• [REQUIRED ACTION]: What is needed is an exact copy of every entry below.

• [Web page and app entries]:
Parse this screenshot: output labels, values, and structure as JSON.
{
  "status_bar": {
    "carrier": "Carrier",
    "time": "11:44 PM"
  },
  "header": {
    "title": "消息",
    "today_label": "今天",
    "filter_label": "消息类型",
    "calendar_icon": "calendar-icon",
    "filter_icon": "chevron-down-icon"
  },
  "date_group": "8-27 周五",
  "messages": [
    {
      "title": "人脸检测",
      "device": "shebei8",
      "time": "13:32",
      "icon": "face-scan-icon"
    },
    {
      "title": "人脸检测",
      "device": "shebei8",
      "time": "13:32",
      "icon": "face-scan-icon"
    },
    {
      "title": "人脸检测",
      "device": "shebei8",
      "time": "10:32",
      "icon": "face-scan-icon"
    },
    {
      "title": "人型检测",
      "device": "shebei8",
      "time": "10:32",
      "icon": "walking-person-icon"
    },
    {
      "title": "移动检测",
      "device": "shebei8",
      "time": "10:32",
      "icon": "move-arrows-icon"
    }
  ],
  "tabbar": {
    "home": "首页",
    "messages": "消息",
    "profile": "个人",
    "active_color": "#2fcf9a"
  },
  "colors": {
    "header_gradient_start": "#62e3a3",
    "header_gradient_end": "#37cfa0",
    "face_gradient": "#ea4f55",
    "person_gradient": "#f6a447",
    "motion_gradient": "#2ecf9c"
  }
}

• [RESPONSE TO THIS EXERCISE]:
Parse this screenshot: output labels, values, and structure as JSON.
{
  "status_bar": {
    "carrier": "Carrier",
    "time": "11:44 PM"
  },
  "header": {
    "title": "消息",
    "today_label": "今天",
    "filter_label": "消息类型",
    "calendar_icon": "calendar-icon",
    "filter_icon": "chevron-down-icon"
  },
  "date_group": "8-27 周五",
  "messages": [
    {
      "title": "人脸检测",
      "device": "shebei8",
      "time": "13:32",
      "icon": "face-scan-icon"
    },
    {
      "title": "人脸检测",
      "device": "shebei8",
      "time": "13:32",
      "icon": "face-scan-icon"
    },
    {
      "title": "人脸检测",
      "device": "shebei8",
      "time": "10:32",
      "icon": "face-scan-icon"
    },
    {
      "title": "人型检测",
      "device": "shebei8",
      "time": "10:32",
      "icon": "walking-person-icon"
    },
    {
      "title": "移动检测",
      "device": "shebei8",
      "time": "10:32",
      "icon": "move-arrows-icon"
    }
  ],
  "tabbar": {
    "home": "首页",
    "messages": "消息",
    "profile": "个人",
    "active_color": "#2fcf9a"
  },
  "colors": {
    "header_gradient_start": "#62e3a3",
    "header_gradient_end": "#37cfa0",
    "face_gradient": "#ea4f55",
    "person_gradient": "#f6a447",
    "motion_gradient": "#2ecf9c"
  }
}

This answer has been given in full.